There is no better way to start the week than a fresh breakfast and an inspiring fireside chat on community-building.

During a breakfast event at the Communitech Hub, Kurtis McBride, CEO of Miovision, Michael Litt, CEO of Vidyard, and Chris Albinson, CEO of Communitech, discussed the importance of building a thriving community.

“We wanted to contribute and Waterloo Region has ample opportunity — it's evident that this place holds promise,” Litt said. “We decided to return from the U.S. because of our inability to build a business solely for profit; we need to give back. And recently, I found solace in this realization. It wasn't just a business decision, it was personal.”

The conversation touched upon the importance of making work beneficial for everyone and fostering insightful discussions.

“In making work beneficial for all, inclusive ideas are crucial despite financial challenges,” McBride said. “Inspirational talks drive progress beyond mere politics, focusing on personal growth. We must ensure fair compensation and a place for everyone in our community's future. Reflecting on memories prompts us to envision a better tomorrow, guided by humility and our capacity for change.”

Litt reflected on the challenges faced by marginalized communities and highlighted the need to address issues within the community.

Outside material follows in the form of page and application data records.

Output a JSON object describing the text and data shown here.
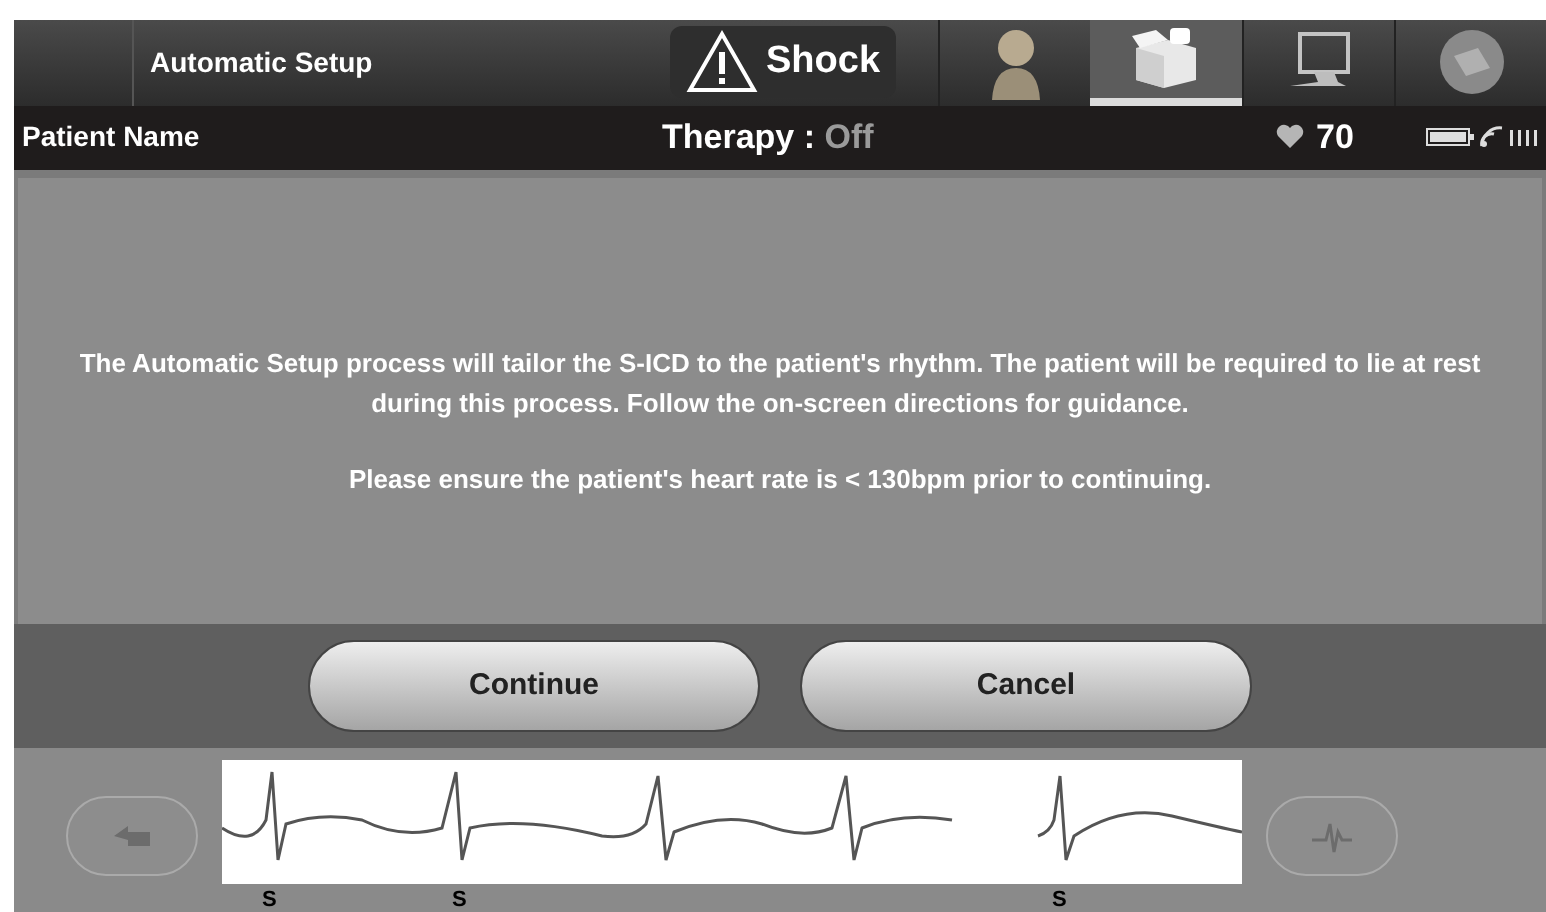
{
  "header": {
    "title": "Automatic Setup",
    "shock_button": "Shock",
    "nav": [
      {
        "kind": "person",
        "selected": false
      },
      {
        "kind": "box",
        "selected": true
      },
      {
        "kind": "monitor",
        "selected": false
      },
      {
        "kind": "disc",
        "selected": false
      }
    ]
  },
  "status_bar": {
    "patient": "Patient Name",
    "therapy_label": "Therapy :",
    "therapy_value": "Off",
    "heart_rate": "70"
  },
  "message": [
    "The Automatic Setup process will tailor the S-ICD to the patient's rhythm. The patient will be required to lie at rest during this process. Follow the on-screen directions for guidance.",
    "Please ensure the patient's heart rate is < 130bpm prior to continuing."
  ],
  "buttons": [
    "Continue",
    "Cancel"
  ],
  "ecg": {
    "markers": [
      "S",
      "S",
      "S"
    ]
  }
}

“My perspective on business stems from recognizing the power and potential of the community in driving upward momentum,” he said. “There's an inherent strength within our community. My experiences — from my upbringing in McLennan Park to witnessing my wife's journey as an entrepreneur — have fuelled my desire to learn, grow and contribute to the community that shaped me.”

Litt also acknowledged the need for deeper engagement and collective action.

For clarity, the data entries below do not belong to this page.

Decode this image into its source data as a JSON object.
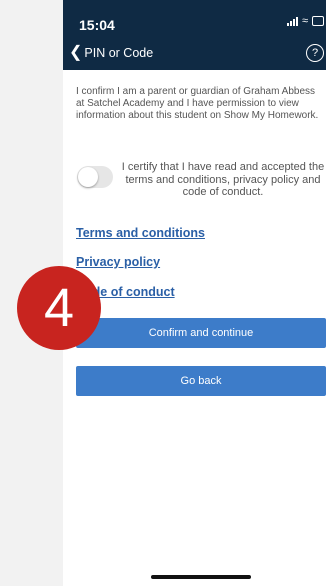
{
  "status_bar": {
    "time": "15:04"
  },
  "nav": {
    "back_icon": "chevron-left-icon",
    "title": "PIN or Code",
    "help_icon": "question-icon",
    "help_glyph": "?"
  },
  "consent_text": "I confirm I am a parent or guardian of Graham Abbess at Satchel Academy and I have permission to view information about this student on Show My Homework.",
  "certify": {
    "text": "I certify that I have read and accepted the terms and conditions, privacy policy and code of conduct.",
    "checked": false
  },
  "links": {
    "terms": "Terms and conditions",
    "privacy": "Privacy policy",
    "conduct": "Code of conduct"
  },
  "buttons": {
    "confirm": "Confirm and continue",
    "back": "Go back"
  },
  "overlay": {
    "step_number": "4"
  },
  "colors": {
    "header": "#0f2a44",
    "button": "#3d7cc9",
    "link": "#2a5fa6",
    "badge": "#c8241f"
  }
}
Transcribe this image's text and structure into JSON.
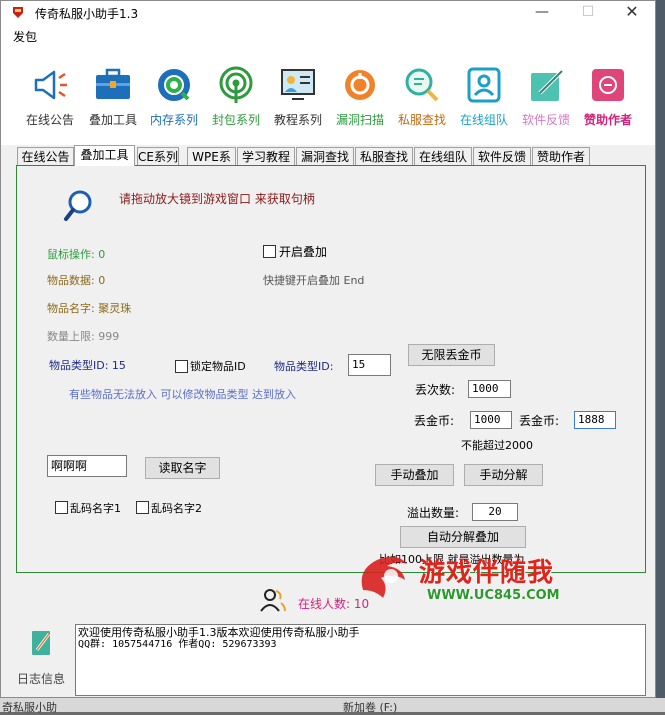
{
  "window": {
    "title": "传奇私服小助手1.3"
  },
  "menu": {
    "item": "发包"
  },
  "toolbar": [
    {
      "label": "在线公告",
      "color": "#333333",
      "icon": "megaphone-icon"
    },
    {
      "label": "叠加工具",
      "color": "#333333",
      "icon": "toolbox-icon"
    },
    {
      "label": "内存系列",
      "color": "#1c6fb8",
      "icon": "memory-icon"
    },
    {
      "label": "封包系列",
      "color": "#2d9a3c",
      "icon": "signal-icon"
    },
    {
      "label": "教程系列",
      "color": "#333333",
      "icon": "tutorial-icon"
    },
    {
      "label": "漏洞扫描",
      "color": "#2d9a3c",
      "icon": "scan-icon"
    },
    {
      "label": "私服查找",
      "color": "#c06a10",
      "icon": "find-icon"
    },
    {
      "label": "在线组队",
      "color": "#1aa0c8",
      "icon": "team-icon"
    },
    {
      "label": "软件反馈",
      "color": "#d27ac4",
      "icon": "feedback-icon"
    },
    {
      "label": "赞助作者",
      "color": "#d4237a",
      "icon": "sponsor-icon"
    }
  ],
  "tabs": [
    "在线公告",
    "叠加工具",
    "CE系列",
    "WPE系列",
    "学习教程",
    "漏洞查找",
    "私服查找",
    "在线组队",
    "软件反馈",
    "赞助作者"
  ],
  "panel": {
    "drag_hint": "请拖动放大镜到游戏窗口 来获取句柄",
    "mouse_op": "鼠标操作: 0",
    "item_data": "物品数据: 0",
    "item_name": "物品名字: 聚灵珠",
    "qty_limit": "数量上限: 999",
    "enable_stack": "开启叠加",
    "hotkey_hint": "快捷键开启叠加 End",
    "item_type_id_left": "物品类型ID: 15",
    "lock_item": "锁定物品ID",
    "item_type_id_label": "物品类型ID:",
    "item_type_id_value": "15",
    "hint_cannot_place": "有些物品无法放入 可以修改物品类型 达到放入",
    "infinite_drop_button": "无限丢金币",
    "drop_times_label": "丢次数:",
    "drop_times_value": "1000",
    "drop_gold_label": "丢金币:",
    "drop_gold_value": "1000",
    "drop_gold2_label": "丢金币:",
    "drop_gold2_value": "1888",
    "limit_note": "不能超过2000",
    "name_value": "啊啊啊",
    "read_name_button": "读取名字",
    "manual_stack_button": "手动叠加",
    "manual_split_button": "手动分解",
    "garble1": "乱码名字1",
    "garble2": "乱码名字2",
    "overflow_label": "溢出数量:",
    "overflow_value": "20",
    "auto_split_button": "自动分解叠加",
    "overflow_note": "比如100上限 就是溢出数量为"
  },
  "status": {
    "online": "在线人数: 10",
    "online_color": "#d4237a"
  },
  "log": {
    "label": "日志信息",
    "line1": "欢迎使用传奇私服小助手1.3版本欢迎使用传奇私服小助手",
    "line2": "QQ群: 1057544716   作者QQ: 529673393"
  },
  "watermark": {
    "line1": "游戏伴随我",
    "line2": "WWW.UC845.COM"
  },
  "desktop": {
    "left_text": "奇私服小助",
    "right_text": "新加卷 (F:)"
  }
}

“We need individuals to acknowledge the community, be involved and use that inertia to make them more loyal, more engaged in their work,” he said. “It's not perfect, but it's a way of shaping the future.”

Albinson emphasized the importance of innovative solutions and collaboration.

"In our conversation, we've touched on the complexities of community engagement and the pressing issues facing our society,” he said. “From homelessness to economic disparities, we've recognized the need for collective action and innovative solutions. It's not just about addressing immediate needs; it's about shaping a future where everyone has a place. Together, we have the opportunity to make a difference and build a better tomorrow."

Following the fireside chat, Joe Mancini, Executive Director of The Working Centre, stepped onto the stage. The Working Centre is a non-profit organization that gives people access to tools to create their own work combined with continuous ways of learning and co-operating. Its projects are organized into six areas; the Job Search Resource Centre, St. John’s Kitchen, Community Tools, Access to Technology, Affordable Supportive Housing and the Waterloo School for Community Development.

“It's fascinating to consider scale in terms of our impact,” Mancini said. “Over 40 years, we've acquired 14 buildings and initiated 30 projects, addressing needs from food and shelter to housing. Last year alone, we assisted 5,000 individuals in job searches across 17 languages and helped secure $8 million in benefits.”

The organization offers showers, laundry facilities and public washrooms. The team has also distributed 800,000 pounds of food and managed 700 units of affordable housing.

“A key aspect of our work is our commitment to ongoing projects,” Mancini added. “One notable example is our 80-year-old endeavor, 97 Victoria St., currently undergoing renovations to provide 44 new housing units and comprehensive support services. It shows the importance of collaboration and meticulous planning in community development. Each step taken contributes to creating meaningful change, not just aesthetically but in the lives of 44 individuals.”